Exclude the pictures and repeat all of the data exactly.

[Stored records]
>>>>

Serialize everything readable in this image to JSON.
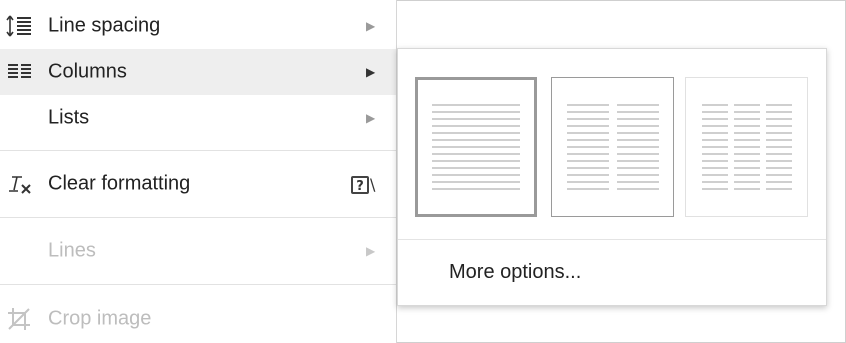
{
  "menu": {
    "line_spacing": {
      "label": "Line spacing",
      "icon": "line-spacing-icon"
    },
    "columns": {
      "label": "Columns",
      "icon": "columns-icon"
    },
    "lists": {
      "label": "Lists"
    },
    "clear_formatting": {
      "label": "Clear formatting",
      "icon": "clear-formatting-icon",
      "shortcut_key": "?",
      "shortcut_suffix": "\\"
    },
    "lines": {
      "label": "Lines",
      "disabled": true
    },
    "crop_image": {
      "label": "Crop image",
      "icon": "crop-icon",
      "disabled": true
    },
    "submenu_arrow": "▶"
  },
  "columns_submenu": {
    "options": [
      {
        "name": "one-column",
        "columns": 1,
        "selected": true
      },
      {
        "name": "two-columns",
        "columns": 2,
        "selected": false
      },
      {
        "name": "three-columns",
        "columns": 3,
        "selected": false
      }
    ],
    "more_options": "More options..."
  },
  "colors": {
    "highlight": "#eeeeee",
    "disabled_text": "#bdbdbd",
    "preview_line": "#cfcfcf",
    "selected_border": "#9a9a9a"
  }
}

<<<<

→ RESULT BELOW:
Serialize everything readable in this image to JSON.
{
  "menu": {
    "line_spacing": {
      "label": "Line spacing",
      "icon": "line-spacing-icon"
    },
    "columns": {
      "label": "Columns",
      "icon": "columns-icon"
    },
    "lists": {
      "label": "Lists"
    },
    "clear_formatting": {
      "label": "Clear formatting",
      "icon": "clear-formatting-icon",
      "shortcut_key": "?",
      "shortcut_suffix": "\\"
    },
    "lines": {
      "label": "Lines",
      "disabled": true
    },
    "crop_image": {
      "label": "Crop image",
      "icon": "crop-icon",
      "disabled": true
    },
    "submenu_arrow": "▶"
  },
  "columns_submenu": {
    "options": [
      {
        "name": "one-column",
        "columns": 1,
        "selected": true
      },
      {
        "name": "two-columns",
        "columns": 2,
        "selected": false
      },
      {
        "name": "three-columns",
        "columns": 3,
        "selected": false
      }
    ],
    "more_options": "More options..."
  },
  "colors": {
    "highlight": "#eeeeee",
    "disabled_text": "#bdbdbd",
    "preview_line": "#cfcfcf",
    "selected_border": "#9a9a9a"
  }
}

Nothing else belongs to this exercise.